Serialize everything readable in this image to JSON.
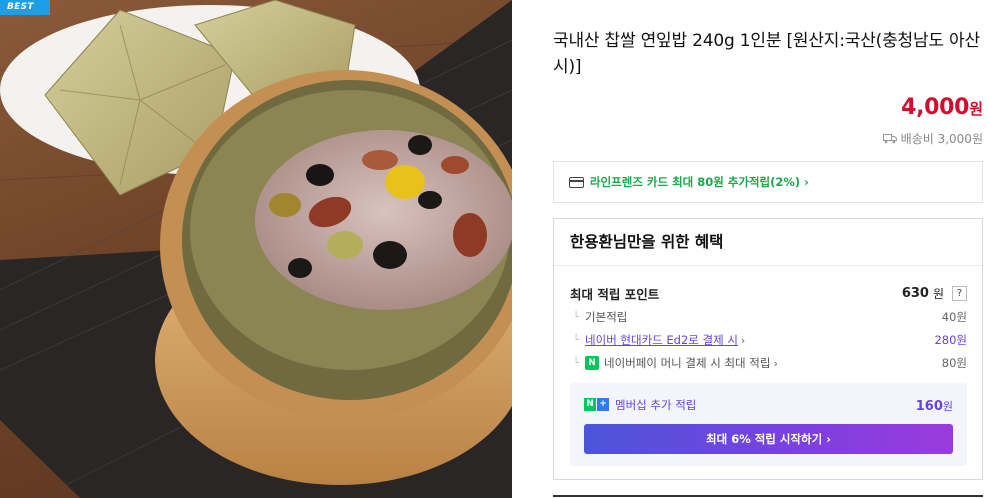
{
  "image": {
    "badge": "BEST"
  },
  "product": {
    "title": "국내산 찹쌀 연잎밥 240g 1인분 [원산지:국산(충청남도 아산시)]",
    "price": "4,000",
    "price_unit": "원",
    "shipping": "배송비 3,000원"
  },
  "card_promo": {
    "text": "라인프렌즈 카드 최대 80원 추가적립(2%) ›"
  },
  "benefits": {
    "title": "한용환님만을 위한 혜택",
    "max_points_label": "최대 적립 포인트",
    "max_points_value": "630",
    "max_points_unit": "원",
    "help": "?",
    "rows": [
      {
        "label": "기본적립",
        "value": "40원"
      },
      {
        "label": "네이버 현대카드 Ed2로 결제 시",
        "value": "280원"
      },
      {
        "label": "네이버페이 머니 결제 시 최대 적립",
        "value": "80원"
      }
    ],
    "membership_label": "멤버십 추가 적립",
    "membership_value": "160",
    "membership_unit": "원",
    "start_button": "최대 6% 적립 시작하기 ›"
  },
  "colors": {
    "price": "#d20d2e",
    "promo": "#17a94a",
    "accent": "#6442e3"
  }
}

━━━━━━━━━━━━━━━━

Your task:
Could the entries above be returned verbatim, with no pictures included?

Completed exercise:
Serialize everything readable in this image to JSON.
{
  "image": {
    "badge": "BEST"
  },
  "product": {
    "title": "국내산 찹쌀 연잎밥 240g 1인분 [원산지:국산(충청남도 아산시)]",
    "price": "4,000",
    "price_unit": "원",
    "shipping": "배송비 3,000원"
  },
  "card_promo": {
    "text": "라인프렌즈 카드 최대 80원 추가적립(2%) ›"
  },
  "benefits": {
    "title": "한용환님만을 위한 혜택",
    "max_points_label": "최대 적립 포인트",
    "max_points_value": "630",
    "max_points_unit": "원",
    "help": "?",
    "rows": [
      {
        "label": "기본적립",
        "value": "40원"
      },
      {
        "label": "네이버 현대카드 Ed2로 결제 시",
        "value": "280원"
      },
      {
        "label": "네이버페이 머니 결제 시 최대 적립",
        "value": "80원"
      }
    ],
    "membership_label": "멤버십 추가 적립",
    "membership_value": "160",
    "membership_unit": "원",
    "start_button": "최대 6% 적립 시작하기 ›"
  },
  "colors": {
    "price": "#d20d2e",
    "promo": "#17a94a",
    "accent": "#6442e3"
  }
}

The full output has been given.